Dataset rows describing interfaces:
%%
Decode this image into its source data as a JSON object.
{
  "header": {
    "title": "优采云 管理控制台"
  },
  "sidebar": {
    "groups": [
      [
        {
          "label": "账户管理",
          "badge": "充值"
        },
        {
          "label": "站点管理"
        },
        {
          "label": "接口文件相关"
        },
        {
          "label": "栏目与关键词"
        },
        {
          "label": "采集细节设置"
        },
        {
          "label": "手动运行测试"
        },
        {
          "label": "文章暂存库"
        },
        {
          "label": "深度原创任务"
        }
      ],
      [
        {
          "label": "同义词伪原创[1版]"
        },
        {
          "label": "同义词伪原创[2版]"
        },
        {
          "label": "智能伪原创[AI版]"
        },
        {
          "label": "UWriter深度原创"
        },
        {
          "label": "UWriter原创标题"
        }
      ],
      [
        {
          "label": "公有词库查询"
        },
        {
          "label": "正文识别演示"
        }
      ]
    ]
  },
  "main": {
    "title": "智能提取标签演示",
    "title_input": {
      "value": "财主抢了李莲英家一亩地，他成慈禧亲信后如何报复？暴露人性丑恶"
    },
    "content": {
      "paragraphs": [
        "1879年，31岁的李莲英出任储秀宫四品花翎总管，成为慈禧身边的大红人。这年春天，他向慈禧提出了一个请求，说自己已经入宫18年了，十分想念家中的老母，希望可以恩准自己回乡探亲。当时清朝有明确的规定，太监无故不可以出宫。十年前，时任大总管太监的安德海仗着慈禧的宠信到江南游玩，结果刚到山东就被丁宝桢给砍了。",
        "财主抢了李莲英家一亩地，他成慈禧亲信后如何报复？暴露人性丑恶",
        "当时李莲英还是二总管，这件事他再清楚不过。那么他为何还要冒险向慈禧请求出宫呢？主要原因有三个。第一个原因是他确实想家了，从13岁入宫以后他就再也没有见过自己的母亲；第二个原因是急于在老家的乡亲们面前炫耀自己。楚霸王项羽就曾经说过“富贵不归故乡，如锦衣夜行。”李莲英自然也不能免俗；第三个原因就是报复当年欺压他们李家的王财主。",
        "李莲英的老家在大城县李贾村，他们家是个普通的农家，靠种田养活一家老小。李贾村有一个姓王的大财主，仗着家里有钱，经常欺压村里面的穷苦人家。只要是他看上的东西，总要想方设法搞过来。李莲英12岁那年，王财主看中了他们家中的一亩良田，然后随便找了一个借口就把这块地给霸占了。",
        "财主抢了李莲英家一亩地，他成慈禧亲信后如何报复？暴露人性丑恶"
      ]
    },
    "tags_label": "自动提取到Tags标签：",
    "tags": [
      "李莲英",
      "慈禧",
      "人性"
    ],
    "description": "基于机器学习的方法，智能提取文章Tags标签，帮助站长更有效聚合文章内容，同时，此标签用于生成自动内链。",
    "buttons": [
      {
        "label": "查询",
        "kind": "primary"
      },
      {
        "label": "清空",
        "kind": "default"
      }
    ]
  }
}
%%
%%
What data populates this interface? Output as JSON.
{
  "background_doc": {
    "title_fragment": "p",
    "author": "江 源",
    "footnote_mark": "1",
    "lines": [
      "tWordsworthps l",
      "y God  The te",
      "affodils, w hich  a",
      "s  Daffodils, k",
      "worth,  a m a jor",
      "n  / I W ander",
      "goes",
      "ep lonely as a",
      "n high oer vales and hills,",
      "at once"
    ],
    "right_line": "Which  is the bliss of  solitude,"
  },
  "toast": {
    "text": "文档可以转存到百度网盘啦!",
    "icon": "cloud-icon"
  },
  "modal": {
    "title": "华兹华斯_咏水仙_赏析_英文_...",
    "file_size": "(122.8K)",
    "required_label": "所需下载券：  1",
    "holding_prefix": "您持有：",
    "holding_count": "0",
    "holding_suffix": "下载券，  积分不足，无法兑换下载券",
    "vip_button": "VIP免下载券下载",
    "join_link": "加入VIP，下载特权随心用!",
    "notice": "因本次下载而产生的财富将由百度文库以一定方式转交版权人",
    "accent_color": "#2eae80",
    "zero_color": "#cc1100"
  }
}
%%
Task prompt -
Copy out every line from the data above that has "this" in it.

Task answer -
Decode this image into its source data as a JSON object.
What data populates this interface? Output as JSON.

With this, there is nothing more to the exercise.